Problem description: From the records, pick out and copy each line containing "massage".

Data about app and page elements:

──────────────────────────────

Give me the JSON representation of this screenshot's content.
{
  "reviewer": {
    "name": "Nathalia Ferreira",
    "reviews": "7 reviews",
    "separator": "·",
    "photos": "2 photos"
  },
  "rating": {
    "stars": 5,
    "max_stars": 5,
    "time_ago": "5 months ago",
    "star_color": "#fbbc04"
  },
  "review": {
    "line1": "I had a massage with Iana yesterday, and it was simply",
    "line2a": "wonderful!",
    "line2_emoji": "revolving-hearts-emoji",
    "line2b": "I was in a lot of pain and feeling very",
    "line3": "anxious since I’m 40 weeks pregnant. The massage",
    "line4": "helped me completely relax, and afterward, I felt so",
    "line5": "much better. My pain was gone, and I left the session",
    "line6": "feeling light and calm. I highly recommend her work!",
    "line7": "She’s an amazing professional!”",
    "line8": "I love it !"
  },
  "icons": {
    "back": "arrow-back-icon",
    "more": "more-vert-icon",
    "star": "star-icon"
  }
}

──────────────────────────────

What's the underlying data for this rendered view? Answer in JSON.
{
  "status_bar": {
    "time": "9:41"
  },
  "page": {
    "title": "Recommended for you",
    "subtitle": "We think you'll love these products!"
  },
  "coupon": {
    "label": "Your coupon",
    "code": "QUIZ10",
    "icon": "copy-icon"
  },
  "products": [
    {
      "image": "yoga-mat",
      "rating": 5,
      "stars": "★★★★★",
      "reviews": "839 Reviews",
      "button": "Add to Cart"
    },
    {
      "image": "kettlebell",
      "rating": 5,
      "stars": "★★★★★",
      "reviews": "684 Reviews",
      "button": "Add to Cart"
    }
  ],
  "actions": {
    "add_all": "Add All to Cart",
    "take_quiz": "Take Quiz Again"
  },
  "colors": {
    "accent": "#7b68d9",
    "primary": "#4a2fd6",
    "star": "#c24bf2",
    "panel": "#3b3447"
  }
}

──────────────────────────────

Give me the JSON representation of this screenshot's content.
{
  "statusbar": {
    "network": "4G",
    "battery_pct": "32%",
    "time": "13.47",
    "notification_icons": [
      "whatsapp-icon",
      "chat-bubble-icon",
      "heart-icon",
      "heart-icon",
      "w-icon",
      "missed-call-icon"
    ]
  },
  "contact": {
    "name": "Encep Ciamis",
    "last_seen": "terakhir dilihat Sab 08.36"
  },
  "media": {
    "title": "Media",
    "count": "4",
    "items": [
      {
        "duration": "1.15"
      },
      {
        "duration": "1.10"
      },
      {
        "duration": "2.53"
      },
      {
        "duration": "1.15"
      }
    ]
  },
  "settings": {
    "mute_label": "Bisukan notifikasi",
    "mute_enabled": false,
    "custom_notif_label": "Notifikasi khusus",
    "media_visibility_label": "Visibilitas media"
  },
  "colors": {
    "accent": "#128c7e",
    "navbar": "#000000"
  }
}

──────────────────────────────

Answer for the task:
    "line1": "I had a massage with Iana yesterday, and it was simply",
    "line3": "anxious since I’m 40 weeks pregnant. The massage",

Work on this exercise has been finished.